Oliver, Winer and Carlson like to quote a doctor who told a reporter that when preparing for complex procedures, "2-D is guessing and 3-D is knowing."

"3-D visualization is used all the time," Winer said. "But for the medical field it's a paradigm shift. And once doctors understand the basics of our software, they don't understand how they lived without it."

And, Carlson said, the software is a big hit in school biology classes.

"It's fantastic to see the kids' eyes light up when they see this," he said. "They're completely engaged when they see inside a body with this technology."


Story Source:

The above story is based on materials provided by Iowa State University. Note: Materials may be edited for content and length.


Cite This Page:

Iowa State University. "3-D software gives doctors, students a view inside the body." ScienceDaily. ScienceDaily, 27 November 2009. <www.sciencedaily.com/releases/2009/11/091111153802.htm>.
Iowa State University. (2009, November 27). 3-D software gives doctors, students a view inside the body. ScienceDaily. Retrieved April 16, 2014 from www.sciencedaily.com/releases/2009/11/091111153802.htm
Iowa State University. "3-D software gives doctors, students a view inside the body." ScienceDaily. www.sciencedaily.com/releases/2009/11/091111153802.htm (accessed April 16, 2014).

Share This



More Health & Medicine News

Wednesday, April 16, 2014

Featured Research

from universities, journals, and other organizations


Featured Videos

from AP, Reuters, AFP, and other news services

Could Even Casual Marijuana Use Alter Your Brain?

Could Even Casual Marijuana Use Alter Your Brain?

Newsy (Apr. 16, 2014) A new study conducted by researchers at Northwestern and Harvard suggests even casual marijuana use can alter your brain. Video provided by Newsy
Powered by NewsLook.com
Ebola Outbreak Now Linked To 121 Deaths

Ebola Outbreak Now Linked To 121 Deaths

Newsy (Apr. 15, 2014) The ebola virus outbreak in West Africa is now linked to 121 deaths. Health officials fear the virus will continue to spread in urban areas. Video provided by Newsy
Powered by NewsLook.com
Cognitive Function: Is It All Downhill From Age 24?

Cognitive Function: Is It All Downhill From Age 24?

Newsy (Apr. 15, 2014) A new study out of Canada says cognitive motor performance begins deteriorating around age 24. Video provided by Newsy
Powered by NewsLook.com
How Mt. Everest Helped Scientists Research Diabetes

How Mt. Everest Helped Scientists Research Diabetes

Newsy (Apr. 15, 2014) British researchers were able to use Mount Everest's low altitudes to study insulin resistance. They hope to find ways to treat diabetes. Video provided by Newsy
Powered by NewsLook.com

Search ScienceDaily

Number of stories in archives: 140,361

Find with keyword(s):
Enter a keyword or phrase to search ScienceDaily for related topics and research stories.
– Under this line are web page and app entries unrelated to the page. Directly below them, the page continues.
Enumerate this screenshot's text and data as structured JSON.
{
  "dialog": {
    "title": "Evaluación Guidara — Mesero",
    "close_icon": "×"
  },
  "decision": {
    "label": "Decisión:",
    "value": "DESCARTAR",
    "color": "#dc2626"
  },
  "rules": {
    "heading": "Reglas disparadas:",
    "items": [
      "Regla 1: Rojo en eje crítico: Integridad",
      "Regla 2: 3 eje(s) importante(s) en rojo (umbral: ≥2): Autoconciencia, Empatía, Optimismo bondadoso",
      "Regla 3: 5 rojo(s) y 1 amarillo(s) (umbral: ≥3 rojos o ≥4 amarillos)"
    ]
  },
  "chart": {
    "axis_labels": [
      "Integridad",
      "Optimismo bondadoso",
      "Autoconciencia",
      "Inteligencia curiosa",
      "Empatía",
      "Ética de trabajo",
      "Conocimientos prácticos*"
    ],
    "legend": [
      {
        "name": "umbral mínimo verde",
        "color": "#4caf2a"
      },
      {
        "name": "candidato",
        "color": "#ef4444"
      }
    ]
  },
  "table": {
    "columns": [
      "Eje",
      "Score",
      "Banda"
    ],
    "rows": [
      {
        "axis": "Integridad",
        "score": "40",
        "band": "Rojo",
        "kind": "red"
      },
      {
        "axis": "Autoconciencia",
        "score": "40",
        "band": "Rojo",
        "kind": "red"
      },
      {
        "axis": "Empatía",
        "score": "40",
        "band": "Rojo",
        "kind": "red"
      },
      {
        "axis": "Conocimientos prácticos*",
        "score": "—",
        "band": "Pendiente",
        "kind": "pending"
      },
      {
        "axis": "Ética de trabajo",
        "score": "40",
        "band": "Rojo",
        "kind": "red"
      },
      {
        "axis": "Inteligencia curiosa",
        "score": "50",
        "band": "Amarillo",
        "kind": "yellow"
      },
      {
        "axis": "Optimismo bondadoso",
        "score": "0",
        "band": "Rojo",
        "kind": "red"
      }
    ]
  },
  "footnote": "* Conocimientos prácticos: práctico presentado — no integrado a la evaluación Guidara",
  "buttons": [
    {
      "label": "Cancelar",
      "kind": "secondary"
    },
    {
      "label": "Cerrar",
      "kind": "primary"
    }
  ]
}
Save/Print:
Share:

Breaking News:
from the past week

In Other News

... from NewsDaily.com

Science News

Health News

Environment News

Technology News



Save/Print:
Share:

Free Subscriptions


Get the latest science news with ScienceDaily's free email newsletters, updated daily and weekly. Or view hourly updated newsfeeds in your RSS reader:

Get Social & Mobile


Keep up to date with the latest news from ScienceDaily via social networks and mobile apps:

Have Feedback?


Tell us what you think of ScienceDaily -- we welcome both positive and negative comments. Have any problems using the site? Questions?
Mobile: iPhone Android Web
Follow: Facebook Twitter Google+
Subscribe: RSS Feeds Email Newsletters
Latest Headlines Health & Medicine Mind & Brain Space & Time Matter & Energy Computers & Math Plants & Animals Earth & Climate Fossils & Ruins